* **TASK DIRECTIONS**: Below are some records. How many of their lines contain the string "JSON"? Give the number only.
══ MATERIAL FOR THIS EXERCISE
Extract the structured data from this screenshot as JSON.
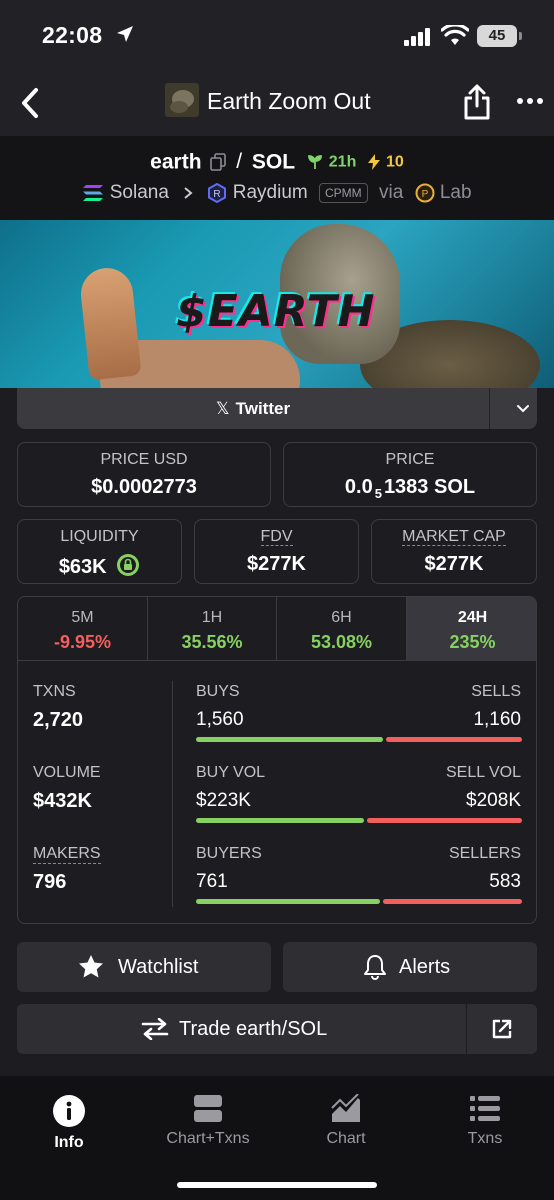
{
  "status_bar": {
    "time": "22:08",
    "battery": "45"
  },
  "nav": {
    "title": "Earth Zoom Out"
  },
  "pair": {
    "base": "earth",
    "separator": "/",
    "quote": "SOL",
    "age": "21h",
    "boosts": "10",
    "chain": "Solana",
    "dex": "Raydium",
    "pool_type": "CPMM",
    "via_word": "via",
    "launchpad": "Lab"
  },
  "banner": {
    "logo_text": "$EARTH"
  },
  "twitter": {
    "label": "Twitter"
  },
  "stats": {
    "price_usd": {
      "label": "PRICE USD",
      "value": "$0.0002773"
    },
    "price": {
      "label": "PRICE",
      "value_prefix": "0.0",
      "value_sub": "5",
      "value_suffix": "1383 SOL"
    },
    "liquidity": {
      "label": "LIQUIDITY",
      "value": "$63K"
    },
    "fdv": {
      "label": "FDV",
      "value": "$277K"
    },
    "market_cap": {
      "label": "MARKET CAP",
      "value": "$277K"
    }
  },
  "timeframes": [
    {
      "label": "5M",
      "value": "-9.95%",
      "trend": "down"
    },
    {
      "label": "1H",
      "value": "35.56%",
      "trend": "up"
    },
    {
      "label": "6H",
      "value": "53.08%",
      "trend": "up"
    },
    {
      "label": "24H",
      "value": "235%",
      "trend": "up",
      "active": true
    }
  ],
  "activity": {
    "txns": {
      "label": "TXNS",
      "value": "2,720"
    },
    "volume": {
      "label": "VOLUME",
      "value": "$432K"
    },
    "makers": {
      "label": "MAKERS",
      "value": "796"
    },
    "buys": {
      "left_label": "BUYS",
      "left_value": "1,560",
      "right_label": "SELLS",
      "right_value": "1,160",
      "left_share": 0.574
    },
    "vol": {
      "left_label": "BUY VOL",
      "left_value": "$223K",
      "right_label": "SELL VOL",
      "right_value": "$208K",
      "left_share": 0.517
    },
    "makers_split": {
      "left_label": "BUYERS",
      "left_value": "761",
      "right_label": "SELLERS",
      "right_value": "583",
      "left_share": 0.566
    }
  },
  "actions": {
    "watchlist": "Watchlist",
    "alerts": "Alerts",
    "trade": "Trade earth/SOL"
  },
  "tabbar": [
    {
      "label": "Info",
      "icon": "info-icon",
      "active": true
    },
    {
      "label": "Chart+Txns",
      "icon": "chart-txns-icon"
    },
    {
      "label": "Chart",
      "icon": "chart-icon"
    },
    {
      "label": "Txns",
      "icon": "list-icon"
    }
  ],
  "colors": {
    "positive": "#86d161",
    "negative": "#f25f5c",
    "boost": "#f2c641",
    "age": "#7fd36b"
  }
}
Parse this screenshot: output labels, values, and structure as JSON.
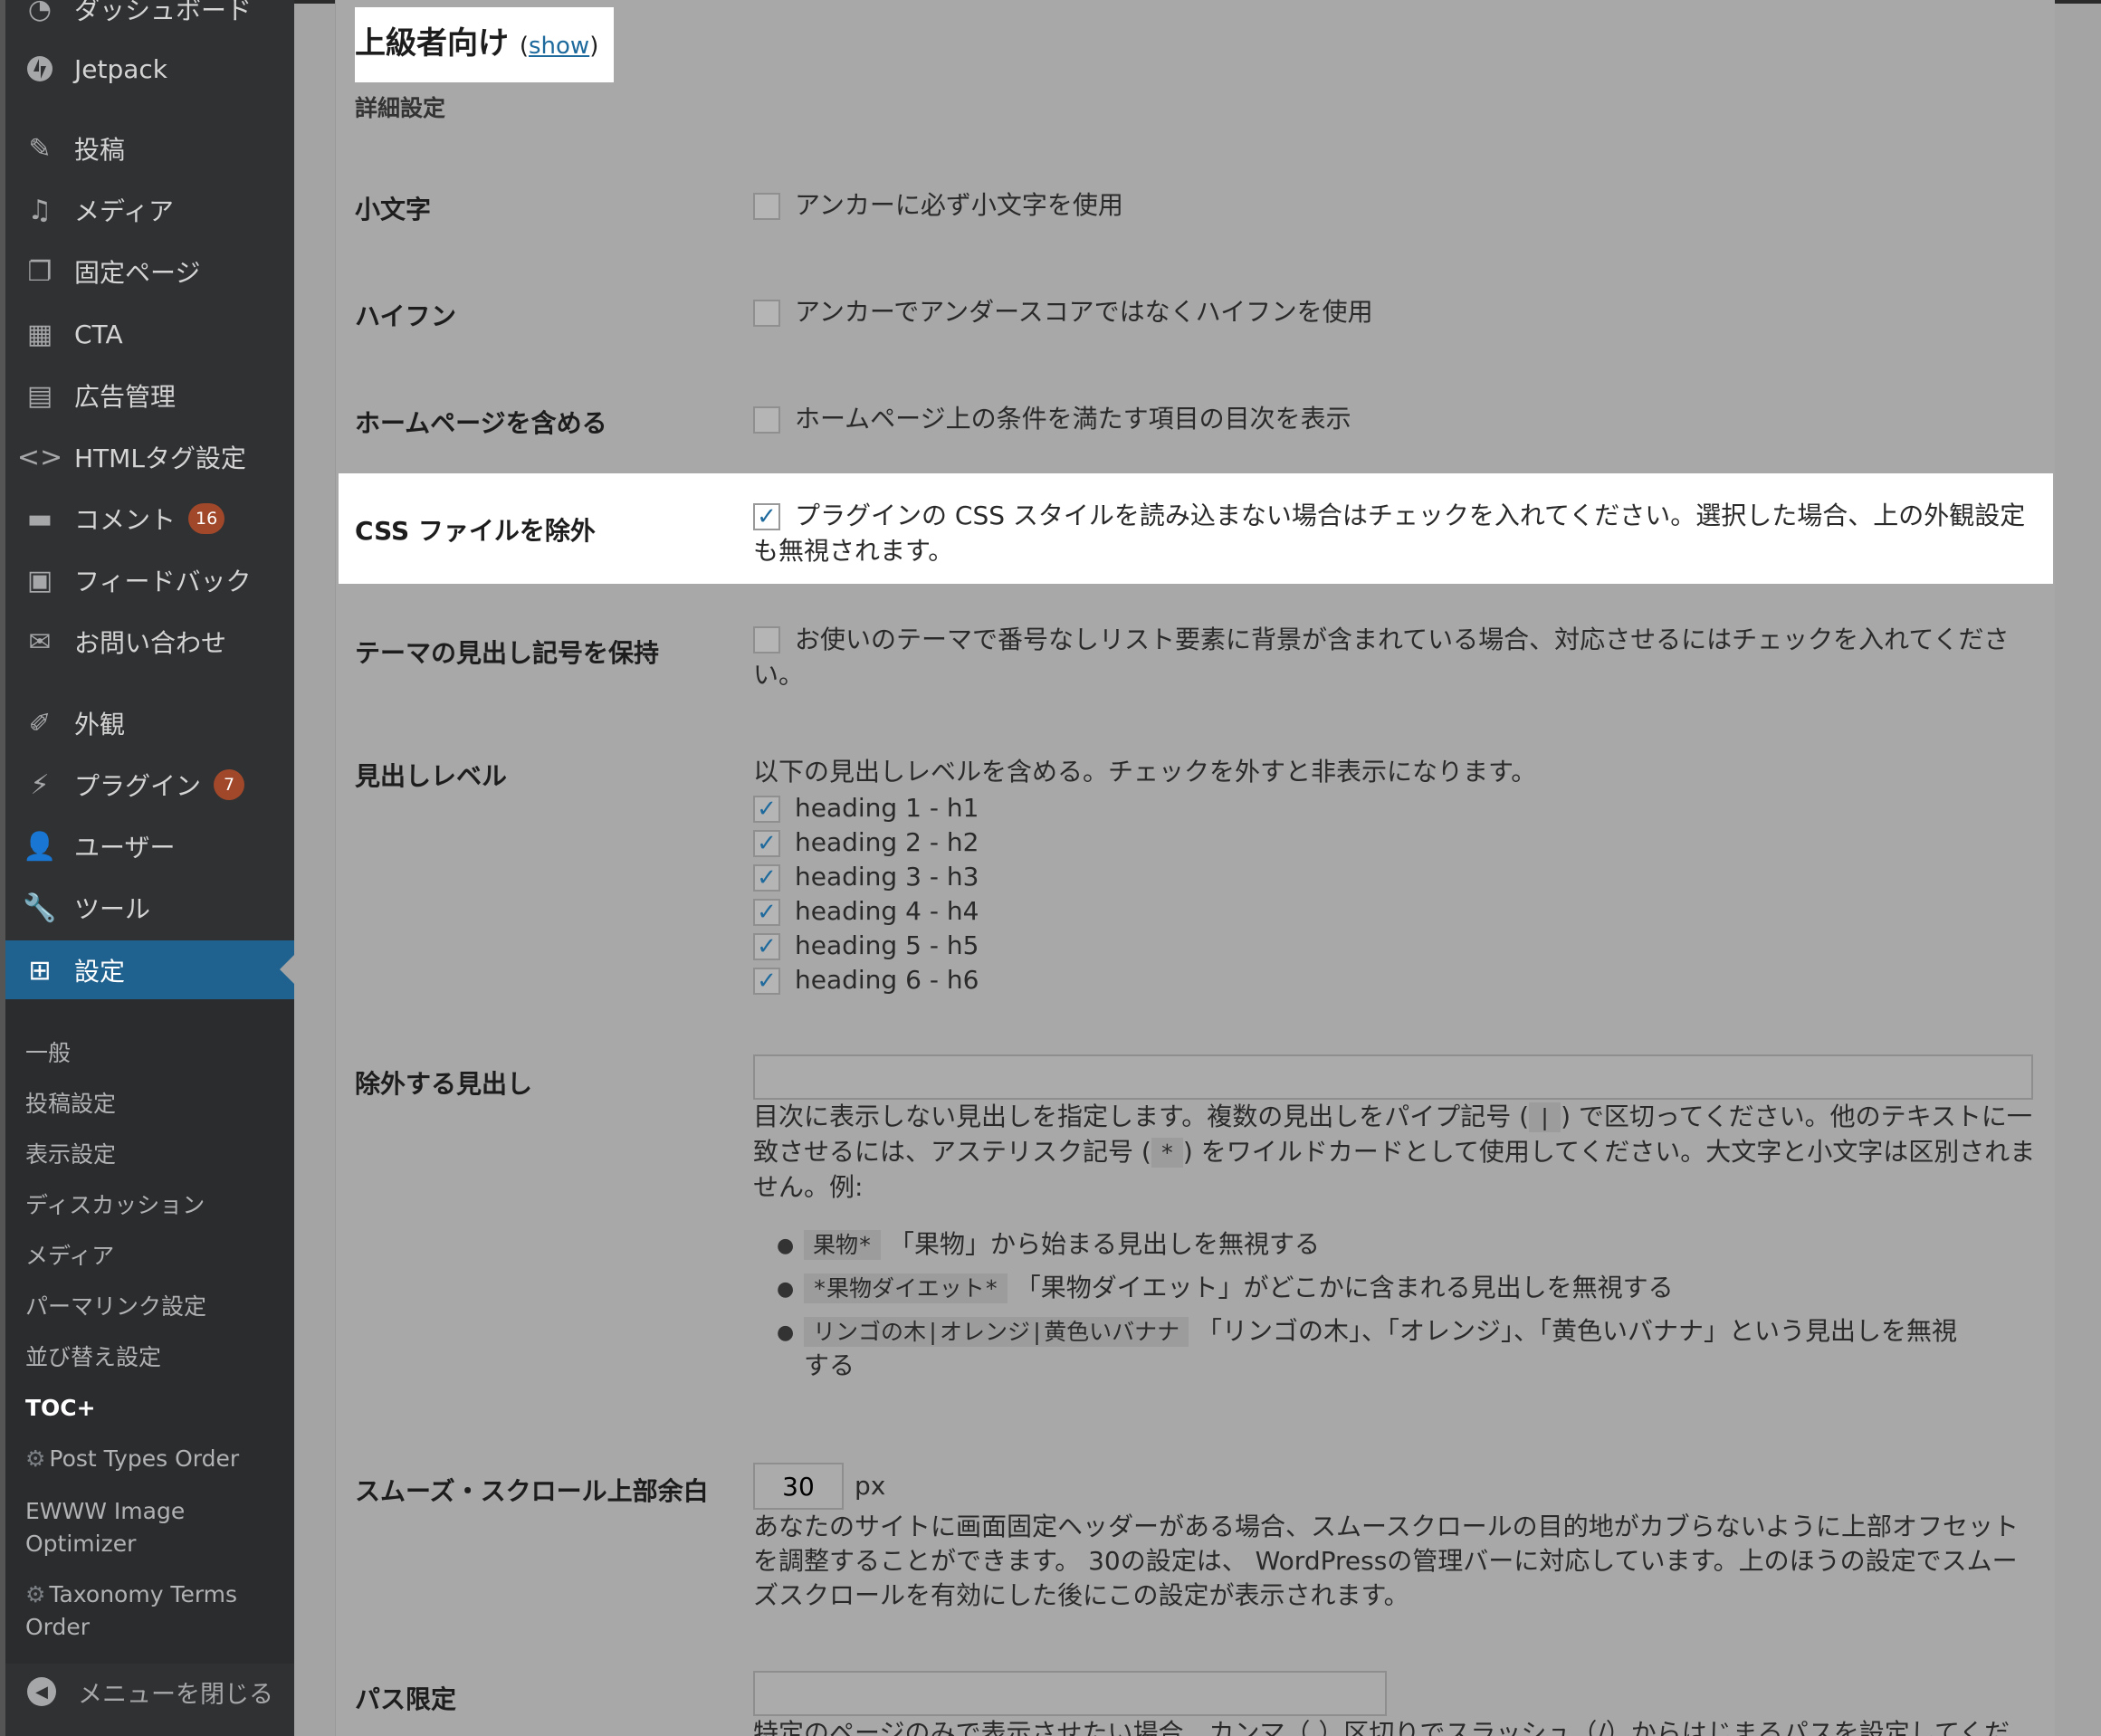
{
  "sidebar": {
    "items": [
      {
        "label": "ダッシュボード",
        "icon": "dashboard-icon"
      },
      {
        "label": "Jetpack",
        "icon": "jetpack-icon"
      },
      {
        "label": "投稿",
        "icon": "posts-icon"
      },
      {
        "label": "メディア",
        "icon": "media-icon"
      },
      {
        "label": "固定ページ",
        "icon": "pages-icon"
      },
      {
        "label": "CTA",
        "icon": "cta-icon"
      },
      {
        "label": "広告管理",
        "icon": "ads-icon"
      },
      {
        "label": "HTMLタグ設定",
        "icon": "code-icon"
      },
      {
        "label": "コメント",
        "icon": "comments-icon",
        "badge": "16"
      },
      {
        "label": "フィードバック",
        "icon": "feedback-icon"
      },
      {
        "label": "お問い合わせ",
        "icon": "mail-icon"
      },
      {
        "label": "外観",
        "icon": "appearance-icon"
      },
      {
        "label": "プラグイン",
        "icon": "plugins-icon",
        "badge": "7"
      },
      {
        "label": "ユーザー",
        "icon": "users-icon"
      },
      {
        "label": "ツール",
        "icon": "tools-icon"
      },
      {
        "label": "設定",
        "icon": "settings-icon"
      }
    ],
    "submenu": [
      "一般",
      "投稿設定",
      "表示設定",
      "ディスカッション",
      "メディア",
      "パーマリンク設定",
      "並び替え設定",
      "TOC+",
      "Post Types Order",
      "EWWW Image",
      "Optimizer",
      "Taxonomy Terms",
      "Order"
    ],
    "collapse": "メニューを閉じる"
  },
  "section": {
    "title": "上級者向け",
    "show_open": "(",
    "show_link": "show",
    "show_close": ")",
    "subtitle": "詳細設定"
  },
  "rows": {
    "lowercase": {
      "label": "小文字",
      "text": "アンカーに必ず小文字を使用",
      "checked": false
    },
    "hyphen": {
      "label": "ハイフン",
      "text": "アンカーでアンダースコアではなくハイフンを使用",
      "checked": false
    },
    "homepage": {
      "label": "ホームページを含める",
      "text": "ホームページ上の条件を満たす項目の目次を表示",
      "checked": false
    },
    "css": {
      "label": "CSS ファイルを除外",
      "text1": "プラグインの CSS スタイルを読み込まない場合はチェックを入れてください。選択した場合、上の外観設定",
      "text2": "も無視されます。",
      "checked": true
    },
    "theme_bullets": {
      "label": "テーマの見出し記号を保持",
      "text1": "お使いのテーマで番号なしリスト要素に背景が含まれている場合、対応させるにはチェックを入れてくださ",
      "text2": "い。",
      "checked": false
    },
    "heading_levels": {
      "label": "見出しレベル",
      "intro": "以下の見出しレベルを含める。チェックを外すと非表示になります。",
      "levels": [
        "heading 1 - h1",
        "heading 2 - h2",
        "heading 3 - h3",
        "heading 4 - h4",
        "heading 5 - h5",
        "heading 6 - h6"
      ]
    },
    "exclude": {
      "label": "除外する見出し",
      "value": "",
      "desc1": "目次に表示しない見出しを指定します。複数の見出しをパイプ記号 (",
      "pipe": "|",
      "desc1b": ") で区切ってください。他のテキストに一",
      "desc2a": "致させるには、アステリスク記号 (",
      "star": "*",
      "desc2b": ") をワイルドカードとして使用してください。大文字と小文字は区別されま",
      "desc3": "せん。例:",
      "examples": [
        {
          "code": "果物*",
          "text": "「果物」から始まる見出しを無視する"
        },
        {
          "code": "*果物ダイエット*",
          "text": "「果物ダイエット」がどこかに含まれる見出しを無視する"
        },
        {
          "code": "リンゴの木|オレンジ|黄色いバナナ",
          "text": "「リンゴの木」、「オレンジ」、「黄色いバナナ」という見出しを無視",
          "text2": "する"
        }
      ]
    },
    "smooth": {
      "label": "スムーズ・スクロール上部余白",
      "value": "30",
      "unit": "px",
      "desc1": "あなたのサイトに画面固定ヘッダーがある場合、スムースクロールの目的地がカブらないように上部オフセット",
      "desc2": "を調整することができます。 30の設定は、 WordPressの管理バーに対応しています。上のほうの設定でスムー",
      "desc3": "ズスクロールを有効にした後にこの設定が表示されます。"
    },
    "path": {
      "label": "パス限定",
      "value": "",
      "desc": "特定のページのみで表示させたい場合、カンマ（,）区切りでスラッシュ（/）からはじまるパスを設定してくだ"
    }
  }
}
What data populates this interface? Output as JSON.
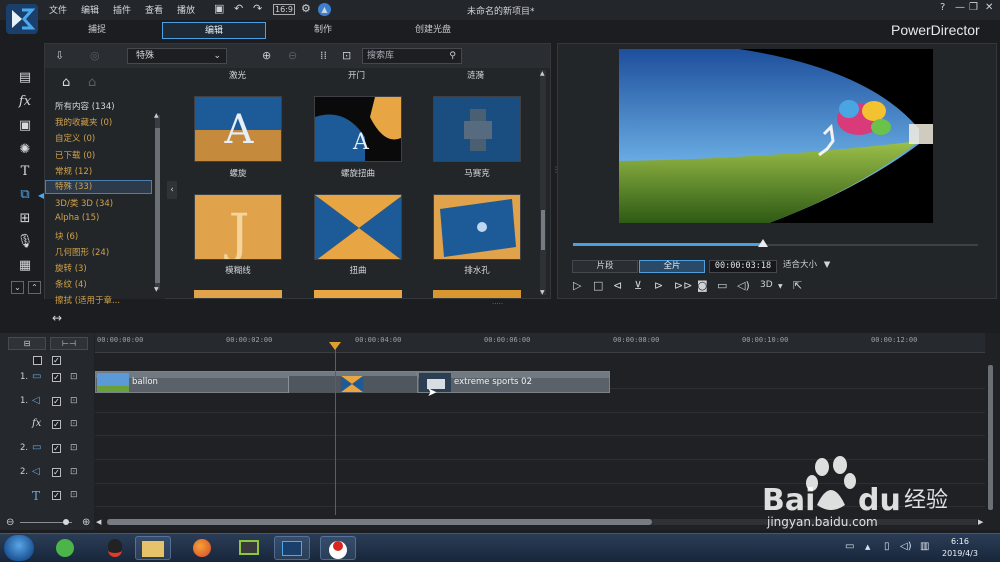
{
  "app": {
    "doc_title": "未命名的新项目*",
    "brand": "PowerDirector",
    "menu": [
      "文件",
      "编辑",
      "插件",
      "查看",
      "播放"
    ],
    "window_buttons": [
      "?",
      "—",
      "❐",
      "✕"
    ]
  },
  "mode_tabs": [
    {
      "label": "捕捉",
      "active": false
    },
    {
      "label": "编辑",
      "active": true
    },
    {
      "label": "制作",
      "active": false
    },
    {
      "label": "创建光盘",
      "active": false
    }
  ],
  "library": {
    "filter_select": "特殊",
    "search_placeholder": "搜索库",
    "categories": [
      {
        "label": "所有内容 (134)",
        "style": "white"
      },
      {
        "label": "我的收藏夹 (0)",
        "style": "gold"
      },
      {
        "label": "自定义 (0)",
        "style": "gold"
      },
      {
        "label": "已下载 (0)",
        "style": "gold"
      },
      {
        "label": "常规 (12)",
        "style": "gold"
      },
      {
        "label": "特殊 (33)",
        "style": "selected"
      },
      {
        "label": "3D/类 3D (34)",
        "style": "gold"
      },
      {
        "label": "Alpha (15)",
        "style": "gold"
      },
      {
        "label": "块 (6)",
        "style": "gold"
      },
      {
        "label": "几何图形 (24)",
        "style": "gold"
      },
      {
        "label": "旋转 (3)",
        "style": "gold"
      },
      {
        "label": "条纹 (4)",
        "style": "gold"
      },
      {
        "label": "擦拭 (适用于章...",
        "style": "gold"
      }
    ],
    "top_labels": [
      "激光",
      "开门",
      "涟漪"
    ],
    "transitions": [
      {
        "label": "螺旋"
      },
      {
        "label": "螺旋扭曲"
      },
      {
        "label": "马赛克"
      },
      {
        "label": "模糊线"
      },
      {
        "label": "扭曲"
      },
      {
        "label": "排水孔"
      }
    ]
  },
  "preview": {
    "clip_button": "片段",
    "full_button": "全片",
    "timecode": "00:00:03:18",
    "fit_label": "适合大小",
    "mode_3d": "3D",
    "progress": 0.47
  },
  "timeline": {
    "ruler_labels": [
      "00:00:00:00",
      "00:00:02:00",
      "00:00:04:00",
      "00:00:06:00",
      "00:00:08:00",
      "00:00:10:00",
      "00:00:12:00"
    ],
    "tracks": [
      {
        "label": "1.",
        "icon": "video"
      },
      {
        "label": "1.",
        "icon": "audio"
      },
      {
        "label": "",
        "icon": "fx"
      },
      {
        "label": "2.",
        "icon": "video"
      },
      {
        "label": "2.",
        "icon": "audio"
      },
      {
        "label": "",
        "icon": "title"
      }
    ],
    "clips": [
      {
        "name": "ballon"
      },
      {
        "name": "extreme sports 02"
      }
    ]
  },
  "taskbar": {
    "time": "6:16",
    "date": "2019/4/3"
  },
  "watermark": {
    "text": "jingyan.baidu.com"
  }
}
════
* **EXERCISE RESULT**: 3